┏━━

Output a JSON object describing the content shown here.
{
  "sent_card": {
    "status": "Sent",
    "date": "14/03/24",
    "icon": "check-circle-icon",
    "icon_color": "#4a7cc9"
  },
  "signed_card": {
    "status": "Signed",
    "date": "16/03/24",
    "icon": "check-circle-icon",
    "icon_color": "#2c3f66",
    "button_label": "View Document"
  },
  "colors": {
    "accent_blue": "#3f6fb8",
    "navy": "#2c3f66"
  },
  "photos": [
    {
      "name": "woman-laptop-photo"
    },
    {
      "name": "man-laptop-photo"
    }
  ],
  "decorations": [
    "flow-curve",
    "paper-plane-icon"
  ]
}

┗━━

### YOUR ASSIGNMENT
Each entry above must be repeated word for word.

### TASK OUTPUT
Output a JSON object describing the content shown here.
{
  "sent_card": {
    "status": "Sent",
    "date": "14/03/24",
    "icon": "check-circle-icon",
    "icon_color": "#4a7cc9"
  },
  "signed_card": {
    "status": "Signed",
    "date": "16/03/24",
    "icon": "check-circle-icon",
    "icon_color": "#2c3f66",
    "button_label": "View Document"
  },
  "colors": {
    "accent_blue": "#3f6fb8",
    "navy": "#2c3f66"
  },
  "photos": [
    {
      "name": "woman-laptop-photo"
    },
    {
      "name": "man-laptop-photo"
    }
  ],
  "decorations": [
    "flow-curve",
    "paper-plane-icon"
  ]
}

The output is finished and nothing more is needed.